§ TASK OBJECTIVE: Below are records to print word for word; include none of their pictures.

════════════════════

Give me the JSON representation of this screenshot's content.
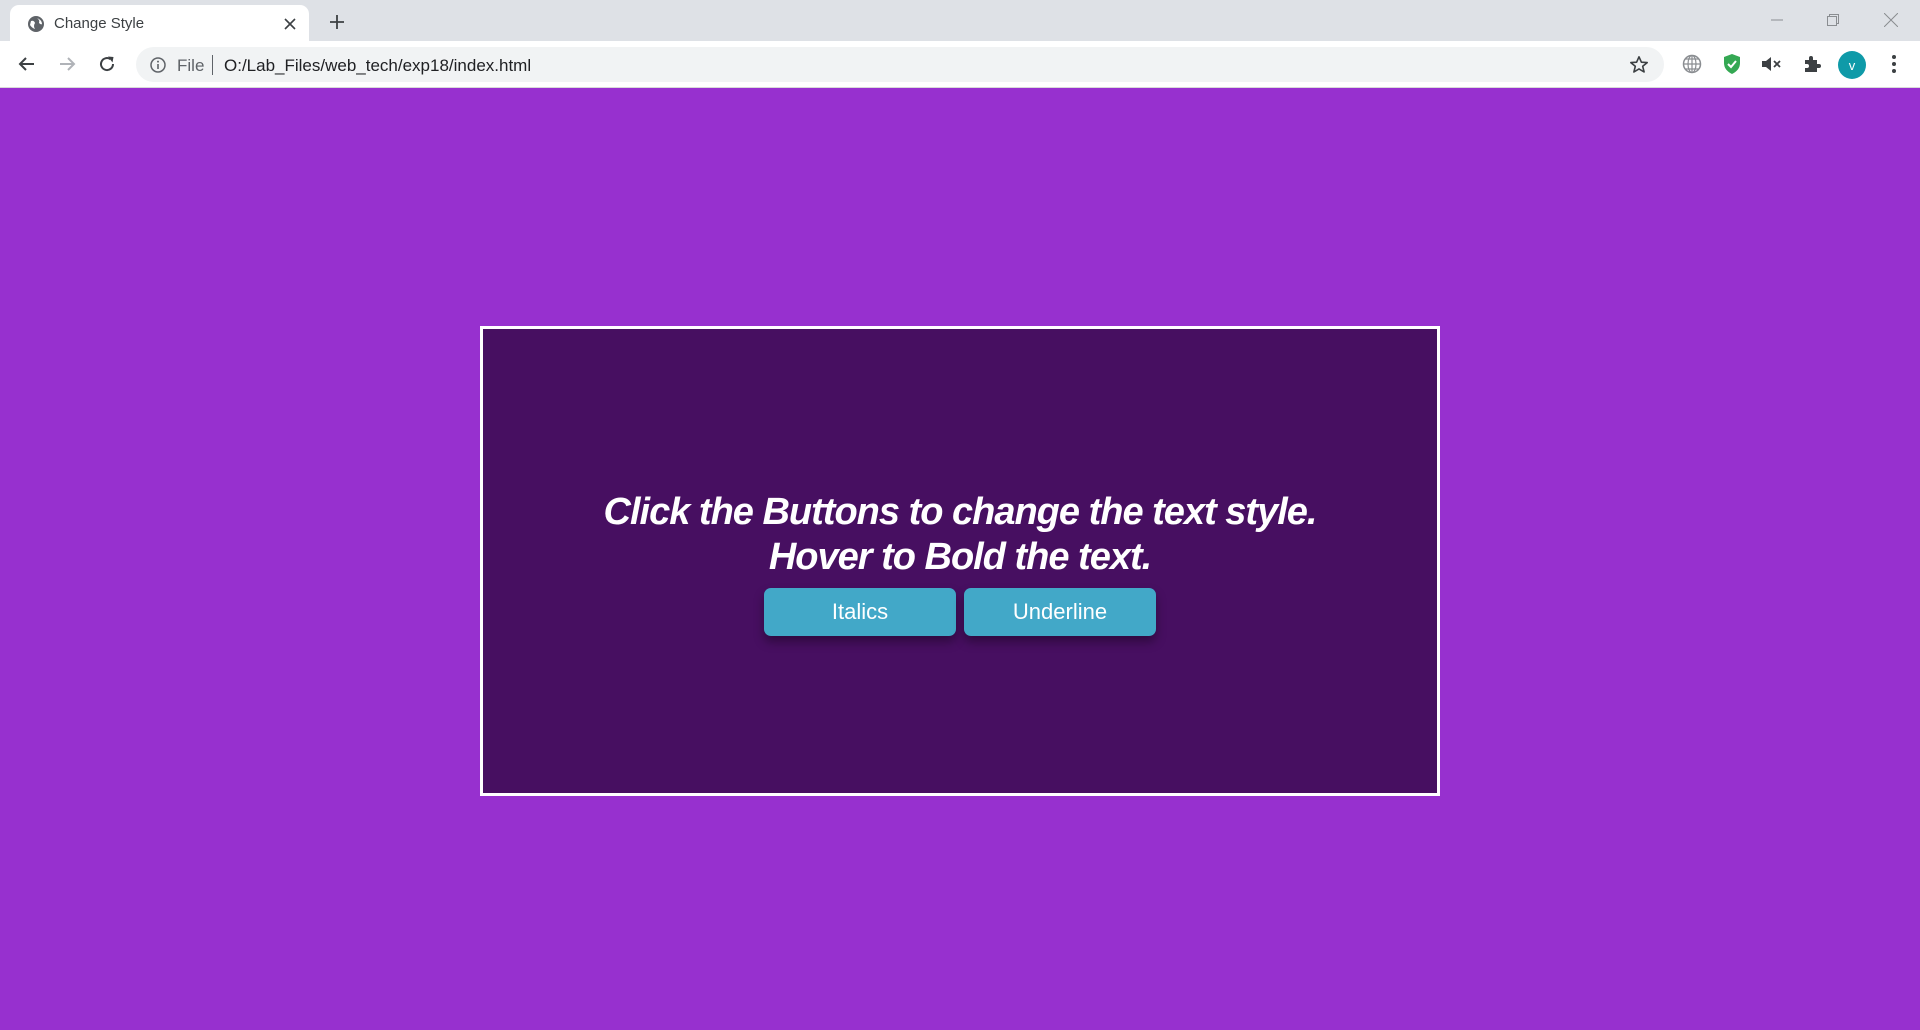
{
  "browser": {
    "tab": {
      "title": "Change Style",
      "favicon": "globe-icon",
      "close_icon": "close-icon"
    },
    "new_tab_icon": "plus-icon",
    "window_controls": [
      "minimize-icon",
      "restore-icon",
      "close-icon"
    ],
    "toolbar": {
      "back_icon": "arrow-left-icon",
      "forward_icon": "arrow-right-icon",
      "reload_icon": "reload-icon",
      "site_info_icon": "info-icon",
      "scheme_label": "File",
      "url": "O:/Lab_Files/web_tech/exp18/index.html",
      "bookmark_icon": "star-icon",
      "extensions": [
        "globe-extension-icon",
        "shield-extension-icon",
        "mute-icon",
        "puzzle-icon"
      ],
      "profile_initial": "v",
      "menu_icon": "kebab-menu-icon"
    }
  },
  "page": {
    "background_color": "#9730cf",
    "card_color": "#470f61",
    "headline_line1": "Click the Buttons to change the text style.",
    "headline_line2": "Hover to Bold the text.",
    "buttons": {
      "italics_label": "Italics",
      "underline_label": "Underline",
      "color": "#42a8c8"
    }
  }
}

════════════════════

§ YOUR SOLUTION:
Give me the JSON representation of this screenshot's content.
{
  "browser": {
    "tab": {
      "title": "Change Style",
      "favicon": "globe-icon",
      "close_icon": "close-icon"
    },
    "new_tab_icon": "plus-icon",
    "window_controls": [
      "minimize-icon",
      "restore-icon",
      "close-icon"
    ],
    "toolbar": {
      "back_icon": "arrow-left-icon",
      "forward_icon": "arrow-right-icon",
      "reload_icon": "reload-icon",
      "site_info_icon": "info-icon",
      "scheme_label": "File",
      "url": "O:/Lab_Files/web_tech/exp18/index.html",
      "bookmark_icon": "star-icon",
      "extensions": [
        "globe-extension-icon",
        "shield-extension-icon",
        "mute-icon",
        "puzzle-icon"
      ],
      "profile_initial": "v",
      "menu_icon": "kebab-menu-icon"
    }
  },
  "page": {
    "background_color": "#9730cf",
    "card_color": "#470f61",
    "headline_line1": "Click the Buttons to change the text style.",
    "headline_line2": "Hover to Bold the text.",
    "buttons": {
      "italics_label": "Italics",
      "underline_label": "Underline",
      "color": "#42a8c8"
    }
  }
}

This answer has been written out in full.